In the area of supervision of emerging risks, EIOPA will develop good practices on the supervision of IT security and governance, including supervisory expectations on insurance undertakings’ practices on cyber security and explore efficient ways to perform a cyber-attack penetration test. A thematic review of the insurance industry’s use of big data as well as the monitoring of the potential consequences of the withdrawal of the United Kingdom from the European Union will continue to ensure consistency in supervisory approaches.
The priorities of the supervisory plan were identified according to their impact on policyholders and on financial stability as well as on the level playing field or the functioning of the internal market.
The priority areas include also those areas of supervision where practices across the European Union still differ substantially. At the beginning of 2019, the supervisory convergence plan will be updated and include a progress report. On conduct of business supervision, EIOPA has developed a broader strategy to address supervisory convergence from the conduct perspective.
The strategy underlines tools for improving market monitoring and risk identification and mitigation as well as developing proactive supervisory capacities across the European Union with the aim to tackle better potential consumer detriment. Gabriel Bernardino, Chairman of EIOPA, said: “Achieving supervisory convergence, one of EIOPA’s strategic goals, requires a collective effort by all national supervisory Page 3 of 3 authorities and EIOPA. This supervisory convergence plan sets key priority areas, which are crucial for achieving high-quality and effective supervision and the implementation of a common supervisory culture across the European Union in the interest of the policy holders.”

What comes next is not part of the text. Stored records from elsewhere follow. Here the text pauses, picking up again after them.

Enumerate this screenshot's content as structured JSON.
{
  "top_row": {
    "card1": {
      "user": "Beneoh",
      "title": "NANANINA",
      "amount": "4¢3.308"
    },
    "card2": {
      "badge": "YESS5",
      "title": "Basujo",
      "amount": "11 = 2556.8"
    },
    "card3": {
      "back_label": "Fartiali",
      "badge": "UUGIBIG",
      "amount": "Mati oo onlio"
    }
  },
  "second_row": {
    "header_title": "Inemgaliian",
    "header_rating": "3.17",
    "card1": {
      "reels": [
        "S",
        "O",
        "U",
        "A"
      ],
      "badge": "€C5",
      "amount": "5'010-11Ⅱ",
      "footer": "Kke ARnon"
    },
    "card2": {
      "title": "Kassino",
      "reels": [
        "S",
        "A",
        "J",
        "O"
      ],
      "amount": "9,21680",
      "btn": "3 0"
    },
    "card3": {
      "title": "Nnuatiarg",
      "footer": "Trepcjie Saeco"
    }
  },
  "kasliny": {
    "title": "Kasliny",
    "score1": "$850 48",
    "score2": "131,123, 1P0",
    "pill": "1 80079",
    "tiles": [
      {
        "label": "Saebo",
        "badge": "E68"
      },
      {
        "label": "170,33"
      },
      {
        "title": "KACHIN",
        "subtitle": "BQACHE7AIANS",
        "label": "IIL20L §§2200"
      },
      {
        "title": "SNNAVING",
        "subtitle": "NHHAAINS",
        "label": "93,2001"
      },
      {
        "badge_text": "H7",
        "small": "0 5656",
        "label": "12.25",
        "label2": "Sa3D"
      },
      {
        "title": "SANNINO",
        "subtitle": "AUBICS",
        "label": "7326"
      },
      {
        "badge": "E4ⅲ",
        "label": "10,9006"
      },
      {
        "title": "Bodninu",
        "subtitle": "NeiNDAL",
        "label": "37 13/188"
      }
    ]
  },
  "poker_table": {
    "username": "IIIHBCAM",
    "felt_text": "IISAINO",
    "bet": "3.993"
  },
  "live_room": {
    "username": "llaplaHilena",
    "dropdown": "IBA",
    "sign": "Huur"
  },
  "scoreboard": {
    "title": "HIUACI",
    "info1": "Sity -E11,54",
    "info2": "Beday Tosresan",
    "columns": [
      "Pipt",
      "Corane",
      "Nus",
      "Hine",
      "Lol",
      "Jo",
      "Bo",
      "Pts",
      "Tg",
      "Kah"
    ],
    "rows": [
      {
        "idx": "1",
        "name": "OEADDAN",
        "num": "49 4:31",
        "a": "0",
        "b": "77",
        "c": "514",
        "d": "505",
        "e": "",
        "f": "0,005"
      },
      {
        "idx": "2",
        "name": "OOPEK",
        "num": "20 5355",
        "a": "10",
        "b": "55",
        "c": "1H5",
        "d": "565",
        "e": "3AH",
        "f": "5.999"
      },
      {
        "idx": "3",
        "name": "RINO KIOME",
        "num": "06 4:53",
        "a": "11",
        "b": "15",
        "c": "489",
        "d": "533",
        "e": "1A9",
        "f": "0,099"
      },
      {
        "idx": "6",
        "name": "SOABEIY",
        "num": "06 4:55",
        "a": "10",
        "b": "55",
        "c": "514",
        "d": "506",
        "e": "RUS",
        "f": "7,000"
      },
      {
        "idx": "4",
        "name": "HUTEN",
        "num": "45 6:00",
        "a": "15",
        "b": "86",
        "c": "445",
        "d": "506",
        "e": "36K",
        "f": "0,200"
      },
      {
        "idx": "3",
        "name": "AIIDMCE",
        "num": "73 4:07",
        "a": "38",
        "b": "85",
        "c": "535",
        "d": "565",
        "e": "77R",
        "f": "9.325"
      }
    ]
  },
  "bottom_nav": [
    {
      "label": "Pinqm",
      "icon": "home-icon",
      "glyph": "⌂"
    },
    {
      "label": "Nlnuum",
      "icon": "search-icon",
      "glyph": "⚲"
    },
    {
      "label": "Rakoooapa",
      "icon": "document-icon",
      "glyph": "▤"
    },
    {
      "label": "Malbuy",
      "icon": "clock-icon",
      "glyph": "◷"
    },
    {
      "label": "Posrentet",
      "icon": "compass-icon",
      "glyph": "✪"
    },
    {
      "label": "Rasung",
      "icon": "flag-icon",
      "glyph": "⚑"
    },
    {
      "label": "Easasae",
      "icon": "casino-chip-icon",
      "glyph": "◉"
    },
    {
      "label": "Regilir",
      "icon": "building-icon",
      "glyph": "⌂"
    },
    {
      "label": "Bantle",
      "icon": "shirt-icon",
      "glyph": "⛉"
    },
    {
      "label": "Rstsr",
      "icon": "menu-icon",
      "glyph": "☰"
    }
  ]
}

Friday, 20 April 2018

EIOPA’s cooperation platforms prove beneficial in addressing cross-border issues



During last year, EIOPA conducted a number of activities that contributed to high-quality effective supervision, as well as overseeing the level playing field and appropriate application of supervisory measures within the European Union. 
EIOPA detected a growing number of issues related to cross-border business activities provided through ‘freedom to provide services’. To enhance cooperation and communication between supervisory authorities in such situations, EIOPA rolled out cooperation platforms, a new and important tool that facilitates stronger and timely cooperation between national supervisors in the assessment of the impact of cross-border activities and identification of preventive measures. Benefits of cooperation platforms have been identified for both home and host supervisors. By the close of 2017, nine cooperation platforms were operational.
Furthermore, a wide range of tools such as balance sheet reviews, peer reviews, consistency projects on internal models, participation in meetings of colleges and bilateral engagements with national supervisory authorities continued to be used to enhance the supervisory capacity of national supervisors. For example, EIOPA oversaw a balance sheet review of the Bulgarian insurance sector and assets of its pension funds, issued three supervisory opinions, conducted two consistency projects and participated in 49 cross-border colleges and 14 colleges on internal models.
This year, in the field of oversight, EIOPA will pay specific attention to further implementation of prudential regulation, Solvency II, and conduct of business supervision. In particular, EIOPA will continue to focus on the close interaction with national supervisory authorities, improvements in supervisory practices in the authorisation process and supporting reviews of business models to detect those models posing material prudential or conduct risk.